I have a concept for a special kind of jellyfish that somewhat bears a resemblance to the generic slimes of videogames. This jellyfish was of the Cubozoa class and existed roughly 300 million years ago during the Pennsylvanian period. Sporting the same kind of advanced rhopalium as present day box jelly fish and complex nervous systems, these jellyfish evolved to expand their oxygen storage capabilities for longer than the average 48 minutes a normal jellyfish can survive on land before death. They evolved a reinforced mesoglea as well, expanding on their Cubozoan capabilities of active movement through muscular contractions to slowly drag themselves across land. (Not sure how fast.) These adaptions allowed them to traverse the swamps of the Carboniferous for one to two hours.
Early land jellyfish were detritivores, dragging themselves across swampland in order to eat. They looked like relatively flat pancakes, with tentacles splayed. Their rhopalium was incredibly advanced, able to see colour, light, etc, similar to modern day box jelly fish but even better so that they could move across land. Later on tentacles were used as collectors, dragging along detritus and passively moving it towards the jellyfish's mouth.
These jellyfish became more and more terrestrial in nature, eventually being able to store oxygen for many hours like turtles. A species of these jellyfish emerged, with even more reinforced mesoglea, enough to make it stand somewhat upright and was the size of a small baby. They had three rhopalium on their 'face', with two large ones acting as its main 'eyes' and a smaller one beneath mostly dedicated to light perception and contracting the mesoglea to become very hard. This species leaped at prey, contracting and hardening their mesoglea so that the force of impact would be enough to stun them. Eventually either body trauma or brain damage killed their prey, where they would drag themselves over and eat the prey over a long period.

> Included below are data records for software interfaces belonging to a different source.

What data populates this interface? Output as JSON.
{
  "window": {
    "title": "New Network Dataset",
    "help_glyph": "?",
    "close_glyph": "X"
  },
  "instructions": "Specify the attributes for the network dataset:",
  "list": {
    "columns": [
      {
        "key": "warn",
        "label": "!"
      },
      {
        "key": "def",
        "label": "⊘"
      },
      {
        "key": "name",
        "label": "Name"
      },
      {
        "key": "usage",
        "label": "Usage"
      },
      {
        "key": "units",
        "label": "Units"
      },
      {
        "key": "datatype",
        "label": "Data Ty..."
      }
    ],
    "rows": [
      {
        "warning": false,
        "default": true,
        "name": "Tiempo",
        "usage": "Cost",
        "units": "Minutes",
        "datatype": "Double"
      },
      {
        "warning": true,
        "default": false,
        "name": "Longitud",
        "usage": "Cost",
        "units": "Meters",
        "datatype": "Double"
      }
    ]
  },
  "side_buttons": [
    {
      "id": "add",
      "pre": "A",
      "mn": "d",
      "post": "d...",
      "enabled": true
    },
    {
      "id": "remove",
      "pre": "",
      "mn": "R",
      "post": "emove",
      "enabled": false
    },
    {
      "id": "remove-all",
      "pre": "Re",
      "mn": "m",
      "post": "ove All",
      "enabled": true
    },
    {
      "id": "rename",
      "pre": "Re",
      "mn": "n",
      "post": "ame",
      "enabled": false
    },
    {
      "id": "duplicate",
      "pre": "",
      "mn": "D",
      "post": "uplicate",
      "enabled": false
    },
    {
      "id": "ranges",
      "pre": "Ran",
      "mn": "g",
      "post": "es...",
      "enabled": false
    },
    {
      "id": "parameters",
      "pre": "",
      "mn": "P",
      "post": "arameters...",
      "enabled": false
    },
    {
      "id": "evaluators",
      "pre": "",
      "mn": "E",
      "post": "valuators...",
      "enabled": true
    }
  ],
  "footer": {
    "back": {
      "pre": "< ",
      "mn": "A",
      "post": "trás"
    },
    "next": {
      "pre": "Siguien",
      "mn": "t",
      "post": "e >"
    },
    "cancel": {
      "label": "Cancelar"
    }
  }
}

Is any of this plausible and realistic? What are some prevalent issues?